1. A new manageable pollinator for the southeastern United States. Procuring strong commercial colonies of honey bees for crop pollination is becoming increasingly difficult and expected to detrimentally affect sustainable U.S. food production, unless alternative pollinators become available. ARS entomologists in Poplarville, Mississippi, Stoneville, Mississippi and Logan, Utah surveyed and tracked the spread of an accidentally introduced bee from Asia. The bee, commonly known as the giant resin bee, visits many exotic trees growing in the southeastern U.S. where this bee uses dilapidated wooden structures for nesting. In addition, giant resin bees readily nested in cardboard bee nesting tubes intended for gathering broods of blue orchard bees. Their field behaviors support inclusion of this bee species on a growing list of manageable native bee crop pollinators, which includes orchard bees, alfalfa leafcutting bees, alkali bees, and bumble bees.

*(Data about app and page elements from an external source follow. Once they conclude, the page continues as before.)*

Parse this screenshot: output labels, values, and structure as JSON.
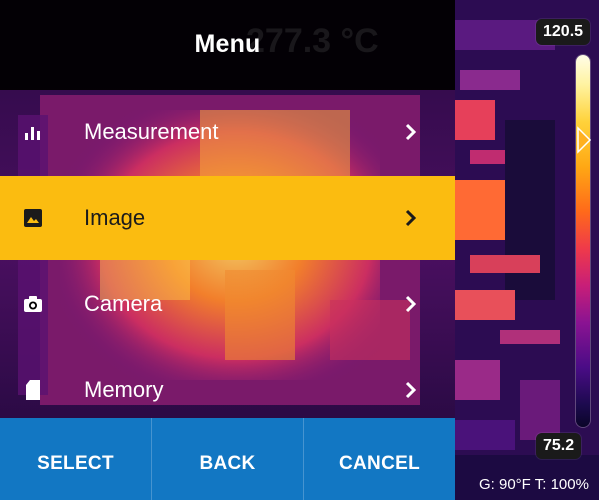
{
  "menu": {
    "title": "Menu",
    "background_readout": "277.3 °C",
    "items": [
      {
        "label": "Measurement",
        "icon": "bar-chart-icon",
        "selected": false
      },
      {
        "label": "Image",
        "icon": "image-icon",
        "selected": true
      },
      {
        "label": "Camera",
        "icon": "camera-icon",
        "selected": false
      },
      {
        "label": "Memory",
        "icon": "sd-card-icon",
        "selected": false
      }
    ]
  },
  "softkeys": {
    "select": "SELECT",
    "back": "BACK",
    "cancel": "CANCEL"
  },
  "scale": {
    "max": "120.5",
    "min": "75.2"
  },
  "status": {
    "text": "G: 90°F  T: 100%"
  },
  "colors": {
    "highlight": "#fbbc10",
    "softkey_bar": "#1277c3",
    "header": "#000000"
  }
}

In response to stakeholder needs, in fall 2015 the Thad Cochran Southern Horticultural Laboratory hosted an inaugural honey bee workshop. Over 70 local beekeepers were given a tour of new honey bee related research projects and shown new laboratory space including a honey extraction faculty. The highlight was their ability to obtain hands-on training about management and control of Varroa mites and small-hive beetles using actual honey bee hives.
Sampson, B.J., Pounders Jr, C.T., Werle, C.T., Mallette, T., Larsen, D., Chatelain, L.M., Lee, K.C. 2016. Physical interaction between floral specialist bees Ptilothrix bombiformis (Cresson) (Hymenoptera: Apidae) enhances pollination of hibiscus (section Trionum: Malvaceae). Journal of Pollination Ecology. 18(2):7-12.
Copes, W.E., Yang, X., and Hong, C.X. Phytophthora species recovered from irrigation reservoirs in Mississippi and Alabama nurseries and pathogenicity of three new species. Plant Disease 99:1390-1395.
Zhang, H., Richardson, P.A., Belayneh, B.E., Ristvey, A., Lea-Cox, J., Copes, W.E., Moorman, G. W., and Hong, C. 2016. Recycling irrigation reservoir stratification and implications for crop health and production. Journal of the American Water Resources Association 1-12. DOI: 10-1111/1752-1688.12411. 2016.
Mullen, E.R., Rutschman, P., Pegram, N., Adamczyk Jr, J.J., Patt, J.M., Johanson, E. 2016. Laser system for identification, tracking, and control of flying insects. Optics Express. 24(11):11828. doi:10.1364/OE.24.011828.